(Interface dataset entries)
◇ ◇ ◇ ◇ ◇

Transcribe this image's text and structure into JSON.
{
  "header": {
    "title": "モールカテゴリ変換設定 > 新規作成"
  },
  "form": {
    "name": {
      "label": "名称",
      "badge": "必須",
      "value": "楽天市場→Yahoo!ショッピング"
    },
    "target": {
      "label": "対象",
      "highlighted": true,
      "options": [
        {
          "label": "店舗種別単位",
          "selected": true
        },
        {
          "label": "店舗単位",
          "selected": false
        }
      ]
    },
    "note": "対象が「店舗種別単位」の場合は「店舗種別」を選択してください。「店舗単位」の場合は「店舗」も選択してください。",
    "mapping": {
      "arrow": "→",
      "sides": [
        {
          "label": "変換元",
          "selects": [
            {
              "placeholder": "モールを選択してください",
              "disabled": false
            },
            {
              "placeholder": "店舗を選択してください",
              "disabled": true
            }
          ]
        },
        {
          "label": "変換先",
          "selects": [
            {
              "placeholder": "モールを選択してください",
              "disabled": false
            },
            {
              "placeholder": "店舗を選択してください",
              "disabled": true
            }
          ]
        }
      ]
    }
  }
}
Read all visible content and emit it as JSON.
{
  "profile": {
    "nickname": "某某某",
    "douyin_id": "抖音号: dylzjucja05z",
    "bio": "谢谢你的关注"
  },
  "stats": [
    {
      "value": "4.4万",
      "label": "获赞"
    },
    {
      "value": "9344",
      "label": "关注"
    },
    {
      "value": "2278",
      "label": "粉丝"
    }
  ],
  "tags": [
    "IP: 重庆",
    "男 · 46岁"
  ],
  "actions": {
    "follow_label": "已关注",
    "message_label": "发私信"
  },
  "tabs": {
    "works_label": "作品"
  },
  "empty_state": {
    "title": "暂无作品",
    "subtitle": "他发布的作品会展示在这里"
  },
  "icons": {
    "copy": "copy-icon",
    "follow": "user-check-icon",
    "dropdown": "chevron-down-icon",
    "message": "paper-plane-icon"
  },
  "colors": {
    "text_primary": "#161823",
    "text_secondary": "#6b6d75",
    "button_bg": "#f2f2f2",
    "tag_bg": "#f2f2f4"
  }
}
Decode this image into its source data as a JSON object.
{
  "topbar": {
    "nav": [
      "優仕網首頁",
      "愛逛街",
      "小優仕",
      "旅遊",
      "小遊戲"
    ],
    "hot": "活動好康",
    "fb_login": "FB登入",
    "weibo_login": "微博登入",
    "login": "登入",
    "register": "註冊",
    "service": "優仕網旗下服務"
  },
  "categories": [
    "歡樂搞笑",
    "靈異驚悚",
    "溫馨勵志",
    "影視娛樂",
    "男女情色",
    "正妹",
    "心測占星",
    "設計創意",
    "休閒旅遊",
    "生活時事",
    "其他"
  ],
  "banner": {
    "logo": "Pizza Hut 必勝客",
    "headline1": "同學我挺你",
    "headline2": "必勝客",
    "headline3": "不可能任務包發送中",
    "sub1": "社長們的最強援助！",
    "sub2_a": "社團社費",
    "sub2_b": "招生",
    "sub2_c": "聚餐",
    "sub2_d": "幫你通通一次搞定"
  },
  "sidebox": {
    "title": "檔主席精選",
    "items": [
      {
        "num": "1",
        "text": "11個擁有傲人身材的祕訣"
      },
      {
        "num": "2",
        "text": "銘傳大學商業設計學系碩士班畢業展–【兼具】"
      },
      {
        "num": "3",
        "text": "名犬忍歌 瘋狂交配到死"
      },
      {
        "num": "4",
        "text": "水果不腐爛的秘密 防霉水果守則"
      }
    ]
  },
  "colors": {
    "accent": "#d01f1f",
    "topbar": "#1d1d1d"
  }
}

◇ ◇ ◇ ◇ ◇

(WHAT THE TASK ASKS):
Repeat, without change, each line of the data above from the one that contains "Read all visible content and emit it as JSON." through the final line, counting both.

(REPLY TO THE EXERCISE):
Read all visible content and emit it as JSON.
{
  "profile": {
    "nickname": "某某某",
    "douyin_id": "抖音号: dylzjucja05z",
    "bio": "谢谢你的关注"
  },
  "stats": [
    {
      "value": "4.4万",
      "label": "获赞"
    },
    {
      "value": "9344",
      "label": "关注"
    },
    {
      "value": "2278",
      "label": "粉丝"
    }
  ],
  "tags": [
    "IP: 重庆",
    "男 · 46岁"
  ],
  "actions": {
    "follow_label": "已关注",
    "message_label": "发私信"
  },
  "tabs": {
    "works_label": "作品"
  },
  "empty_state": {
    "title": "暂无作品",
    "subtitle": "他发布的作品会展示在这里"
  },
  "icons": {
    "copy": "copy-icon",
    "follow": "user-check-icon",
    "dropdown": "chevron-down-icon",
    "message": "paper-plane-icon"
  },
  "colors": {
    "text_primary": "#161823",
    "text_secondary": "#6b6d75",
    "button_bg": "#f2f2f2",
    "tag_bg": "#f2f2f4"
  }
}
Decode this image into its source data as a JSON object.
{
  "topbar": {
    "nav": [
      "優仕網首頁",
      "愛逛街",
      "小優仕",
      "旅遊",
      "小遊戲"
    ],
    "hot": "活動好康",
    "fb_login": "FB登入",
    "weibo_login": "微博登入",
    "login": "登入",
    "register": "註冊",
    "service": "優仕網旗下服務"
  },
  "categories": [
    "歡樂搞笑",
    "靈異驚悚",
    "溫馨勵志",
    "影視娛樂",
    "男女情色",
    "正妹",
    "心測占星",
    "設計創意",
    "休閒旅遊",
    "生活時事",
    "其他"
  ],
  "banner": {
    "logo": "Pizza Hut 必勝客",
    "headline1": "同學我挺你",
    "headline2": "必勝客",
    "headline3": "不可能任務包發送中",
    "sub1": "社長們的最強援助！",
    "sub2_a": "社團社費",
    "sub2_b": "招生",
    "sub2_c": "聚餐",
    "sub2_d": "幫你通通一次搞定"
  },
  "sidebox": {
    "title": "檔主席精選",
    "items": [
      {
        "num": "1",
        "text": "11個擁有傲人身材的祕訣"
      },
      {
        "num": "2",
        "text": "銘傳大學商業設計學系碩士班畢業展–【兼具】"
      },
      {
        "num": "3",
        "text": "名犬忍歌 瘋狂交配到死"
      },
      {
        "num": "4",
        "text": "水果不腐爛的秘密 防霉水果守則"
      }
    ]
  },
  "colors": {
    "accent": "#d01f1f",
    "topbar": "#1d1d1d"
  }
}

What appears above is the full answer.